José Bértolo (CEC, U. Lisbon)
Margarida Medeiros (ICNOVA — NOVA U. Lisbon)
Throughout the nineteenth century, the camera was believed to be a diabolical machine that could steal human souls. In one of the most notorious texts included in When I Was a Photographer (1899), Félix Nadar famously described how Honoré de Balzac thought that “each body in nature is composed of a series of specters”, and that each “Daguerreian operation” would retain one of these spectral layers until the human body of the photographed person amounted to nothing.
If on the one hand there was this general idea that photography was a “killing instrument”, on the other hand it was clear from the beginning that photographs also granted new lives to human beings, animals, objects, etc. Being the “perfect” double of what was once seen in the visible world, the photograph becomes the space where that which is no longer alive can continue to exist. With this in mind, Roland Barthes wrote on his Camera Lucida: Reflections on Photography (1980) that this relatively new and mostly mechanical art form is responsible for the “return of the Dead”. Likewise, Susan Sontag (1977) also posited that “all photographs are memento mori”.

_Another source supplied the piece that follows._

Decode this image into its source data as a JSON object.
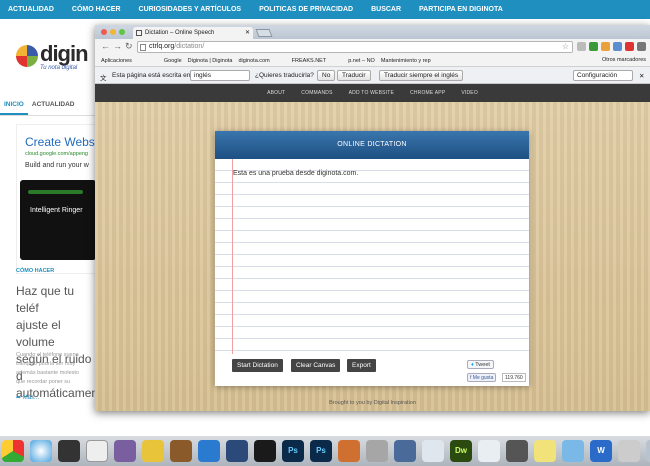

The correlation between photography and death is particularly striking in the last decades of the nineteenth century with the emergence of spirit photography. Through the extensive use of double exposures, William Mumler, William Hope, and others, demonstrated that photography not only dealt with physical reality, but could also place itself within the realms of imagination, magic and illusion.
Like photography, cinema has since its beginnings been associated with spectrality. As early as 1896, Georges Méliès was already directing films such as Le manoir du diable, where editing tricks were used in order to create a supernatural world inhabited by fantastic creatures. At the same time, the supposedly realistic films of brothers Lumière were also being perceived by some spectators as much more than direct and lifelike representations of the world. After watching a Lumière program in 1896, Maxim Gorky famously wrote: “Last night I was in the Kingdom of Shadows […] It is not life but its shadow, not motion but its soundless spectre”.
In the following decades, film critics, film theorists and philosophers as different as Ricciotto Canudo, Jean Epstein, Gilles Deleuze or Jean-Louis Leutrat explored ghostly metaphors in their inquiries on the nature of film. The prime example of this critical tendency occurs in an interview published in the Cahiers du Cinéma (2001), in which Jacques Derrida, almost a decade past the publication of Specters of Marx, characterized cinema as a “spectral technique of apparitions”.
In addition, scriptwriters and directors pertaining to different historical and cultural contexts are evidently interested in stories in which the ghostly, the oneiric and the immaterial play a special part. The exploration of such elements is not limited to German Expressionism, the American Gothic (Film) tradition of the 1940s, or the Italian Giallo, also playing an important role in the works of filmmakers as distinct and unique as Yevgeni Bauer, Luis Buñuel, Jacques Tourneur, Kaneto Shindo, Alain Resnais, Apichatpong Weerasethakul, or Pedro Costa.
Borrowing from several important studies on the ghostly published in the wake of the “spectral turn” popularized by Jeffrey Andrew Weinstock in Spectral America (2004), this thematic issue aims to depart from and contribute to an ongoing debate which shows that many areas of spectrality in art are yet to explore. This special issue aims to reconsider the close link between photography, cinema and the ghostly, bringing together traditional and new historical, theoretical and philosophical approaches.
Papers can address, but are not limited to, the following topics:
- The nineteenth century, the emergence of new media, and the ghostly imagination
- Photography, memory, and death
- Spirit photography
- The ghostly in modern and contemporary photography
- Key issues related to the ontology of the photographic image: (un)reality, (im)materiality, (in)visibilitiy and the (un)seen
- Ghostly metaphors in film writing (criticism, theory, philosophy)
- The spectres of digital media and/or film (in photography and/or cinema)
- Experience, perception, subjective images and imagination
- The representation of dreams and hallucinations
- Special effects aiming to enhance the spectral dimension of photography and/or film (e.g. double exposure, superimposition, stop trick, rear projection, acousmatic sound)
- Ghostly or haunted media in fiction film (photography, radio, the Internet)
- Ghosts across different genres (e.g., horror, melodrama, comedy, war film)
- Critical and contemporary approaches to the concept of spectrality
The articles can be written in English, French, or Portuguese, and will be subject to a double-blind peer review. They must comply with the journal’s submission guidelines and be sent through the OJS platform until May 10th, 2020.
Guidelines for submission and Instructions for authors: